The answer must be every line from the listing that holds the string "Länge".

• **EXTRACTED ENTRIES**
--------------------

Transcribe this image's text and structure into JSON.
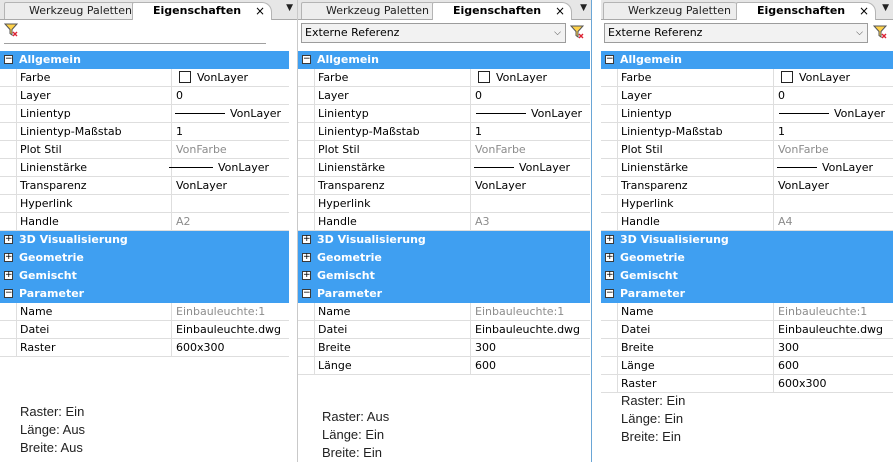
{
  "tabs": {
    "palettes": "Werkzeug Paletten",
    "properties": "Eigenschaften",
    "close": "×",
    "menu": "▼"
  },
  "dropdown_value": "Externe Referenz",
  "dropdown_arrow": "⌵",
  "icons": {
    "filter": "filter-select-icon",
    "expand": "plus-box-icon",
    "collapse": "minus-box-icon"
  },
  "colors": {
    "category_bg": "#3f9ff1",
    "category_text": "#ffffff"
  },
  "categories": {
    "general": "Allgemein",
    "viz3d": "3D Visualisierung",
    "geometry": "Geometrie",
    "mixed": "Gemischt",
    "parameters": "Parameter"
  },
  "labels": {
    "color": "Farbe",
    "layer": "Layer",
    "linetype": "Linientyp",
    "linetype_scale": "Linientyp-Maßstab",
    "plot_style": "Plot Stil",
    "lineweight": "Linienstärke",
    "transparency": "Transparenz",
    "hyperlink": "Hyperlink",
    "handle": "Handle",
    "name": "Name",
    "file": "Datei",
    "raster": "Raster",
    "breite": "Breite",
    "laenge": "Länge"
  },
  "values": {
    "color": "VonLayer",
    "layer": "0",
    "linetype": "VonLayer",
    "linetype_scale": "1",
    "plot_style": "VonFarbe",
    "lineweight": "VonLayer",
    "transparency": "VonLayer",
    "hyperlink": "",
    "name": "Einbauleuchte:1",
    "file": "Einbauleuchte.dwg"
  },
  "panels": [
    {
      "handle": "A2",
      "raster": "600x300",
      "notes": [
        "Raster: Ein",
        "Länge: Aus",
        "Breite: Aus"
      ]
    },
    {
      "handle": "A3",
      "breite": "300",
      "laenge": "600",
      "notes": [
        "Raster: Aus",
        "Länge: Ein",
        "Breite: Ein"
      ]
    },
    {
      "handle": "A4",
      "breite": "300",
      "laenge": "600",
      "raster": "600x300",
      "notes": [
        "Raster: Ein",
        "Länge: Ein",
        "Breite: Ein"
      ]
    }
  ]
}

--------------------

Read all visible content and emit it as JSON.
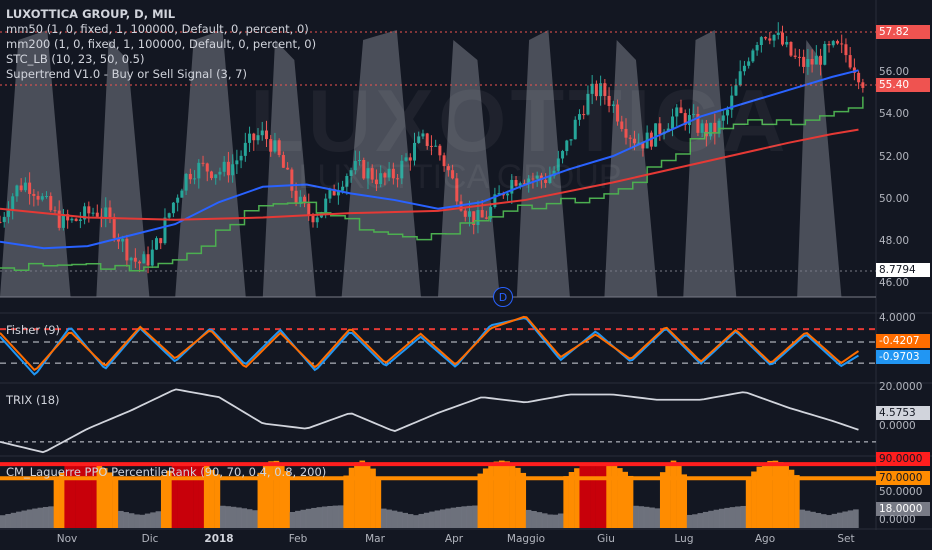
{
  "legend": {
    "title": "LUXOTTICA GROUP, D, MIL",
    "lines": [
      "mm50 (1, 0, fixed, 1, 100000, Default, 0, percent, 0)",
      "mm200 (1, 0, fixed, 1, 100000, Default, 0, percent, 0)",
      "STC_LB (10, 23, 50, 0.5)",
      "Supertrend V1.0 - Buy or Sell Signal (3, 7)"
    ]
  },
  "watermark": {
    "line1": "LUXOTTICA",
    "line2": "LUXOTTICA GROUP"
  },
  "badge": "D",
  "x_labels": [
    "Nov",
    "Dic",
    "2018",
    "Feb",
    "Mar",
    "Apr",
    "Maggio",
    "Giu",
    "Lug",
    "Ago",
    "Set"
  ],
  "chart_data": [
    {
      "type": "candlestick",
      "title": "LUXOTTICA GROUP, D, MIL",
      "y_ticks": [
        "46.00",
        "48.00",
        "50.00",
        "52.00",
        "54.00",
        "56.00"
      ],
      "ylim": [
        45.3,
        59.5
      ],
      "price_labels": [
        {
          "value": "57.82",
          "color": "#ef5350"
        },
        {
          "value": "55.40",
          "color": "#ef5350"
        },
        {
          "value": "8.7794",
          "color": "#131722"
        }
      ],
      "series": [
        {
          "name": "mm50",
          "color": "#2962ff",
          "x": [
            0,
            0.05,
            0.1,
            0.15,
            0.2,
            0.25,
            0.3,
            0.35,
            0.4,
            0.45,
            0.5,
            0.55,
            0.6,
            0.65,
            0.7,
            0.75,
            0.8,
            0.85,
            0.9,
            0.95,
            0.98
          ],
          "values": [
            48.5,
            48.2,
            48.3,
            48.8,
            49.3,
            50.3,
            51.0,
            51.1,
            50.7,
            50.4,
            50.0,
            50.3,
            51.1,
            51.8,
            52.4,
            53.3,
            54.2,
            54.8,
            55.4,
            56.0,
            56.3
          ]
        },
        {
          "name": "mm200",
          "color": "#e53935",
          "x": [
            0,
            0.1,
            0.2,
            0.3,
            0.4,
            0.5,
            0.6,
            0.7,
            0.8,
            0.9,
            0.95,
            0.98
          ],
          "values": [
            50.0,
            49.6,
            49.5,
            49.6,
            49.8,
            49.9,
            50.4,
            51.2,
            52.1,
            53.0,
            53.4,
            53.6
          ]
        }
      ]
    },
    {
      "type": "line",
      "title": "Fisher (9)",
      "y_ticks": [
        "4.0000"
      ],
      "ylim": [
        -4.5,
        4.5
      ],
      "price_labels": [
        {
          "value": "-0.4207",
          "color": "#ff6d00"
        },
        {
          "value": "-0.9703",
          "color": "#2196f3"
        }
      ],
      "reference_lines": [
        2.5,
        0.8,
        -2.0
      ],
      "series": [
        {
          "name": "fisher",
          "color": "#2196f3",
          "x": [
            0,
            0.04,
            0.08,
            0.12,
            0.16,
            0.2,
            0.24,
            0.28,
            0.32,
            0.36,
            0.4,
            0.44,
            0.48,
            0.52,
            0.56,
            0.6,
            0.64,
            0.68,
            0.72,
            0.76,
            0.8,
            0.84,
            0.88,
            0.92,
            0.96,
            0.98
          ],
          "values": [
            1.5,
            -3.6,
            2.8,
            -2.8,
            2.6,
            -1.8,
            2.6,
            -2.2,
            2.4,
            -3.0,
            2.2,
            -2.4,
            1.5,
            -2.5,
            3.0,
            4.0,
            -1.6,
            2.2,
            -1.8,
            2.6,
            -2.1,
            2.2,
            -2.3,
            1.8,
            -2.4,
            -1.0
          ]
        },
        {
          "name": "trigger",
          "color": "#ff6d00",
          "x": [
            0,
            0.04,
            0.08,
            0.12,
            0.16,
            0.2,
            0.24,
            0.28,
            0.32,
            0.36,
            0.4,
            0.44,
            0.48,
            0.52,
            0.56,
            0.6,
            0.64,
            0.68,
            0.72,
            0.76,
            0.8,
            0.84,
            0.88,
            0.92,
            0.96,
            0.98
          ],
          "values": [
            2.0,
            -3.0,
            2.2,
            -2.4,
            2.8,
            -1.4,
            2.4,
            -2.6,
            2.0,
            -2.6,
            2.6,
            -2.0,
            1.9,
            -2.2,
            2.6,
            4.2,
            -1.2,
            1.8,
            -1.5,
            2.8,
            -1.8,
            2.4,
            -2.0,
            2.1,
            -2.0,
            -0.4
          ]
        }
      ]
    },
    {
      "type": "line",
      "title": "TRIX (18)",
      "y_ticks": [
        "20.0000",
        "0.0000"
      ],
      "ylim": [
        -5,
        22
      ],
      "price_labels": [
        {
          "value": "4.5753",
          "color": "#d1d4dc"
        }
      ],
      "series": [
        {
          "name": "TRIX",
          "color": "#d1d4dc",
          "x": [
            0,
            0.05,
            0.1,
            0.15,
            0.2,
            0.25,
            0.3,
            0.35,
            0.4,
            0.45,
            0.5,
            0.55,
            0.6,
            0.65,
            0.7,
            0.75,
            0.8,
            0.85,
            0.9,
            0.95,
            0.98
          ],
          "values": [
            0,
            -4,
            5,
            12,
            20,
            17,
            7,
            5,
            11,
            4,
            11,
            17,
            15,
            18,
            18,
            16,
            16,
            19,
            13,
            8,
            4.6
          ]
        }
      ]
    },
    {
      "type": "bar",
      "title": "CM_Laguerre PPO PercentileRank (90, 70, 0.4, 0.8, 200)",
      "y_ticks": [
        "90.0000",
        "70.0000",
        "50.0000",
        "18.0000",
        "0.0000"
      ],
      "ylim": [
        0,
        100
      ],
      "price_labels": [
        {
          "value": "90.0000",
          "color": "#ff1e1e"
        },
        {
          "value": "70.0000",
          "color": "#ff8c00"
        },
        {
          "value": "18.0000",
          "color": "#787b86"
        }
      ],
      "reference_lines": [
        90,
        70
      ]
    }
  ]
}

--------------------

• **EXERCISE SOLUTION**
    "laenge": "Länge"
        "Länge: Aus",
        "Länge: Ein",
        "Länge: Ein",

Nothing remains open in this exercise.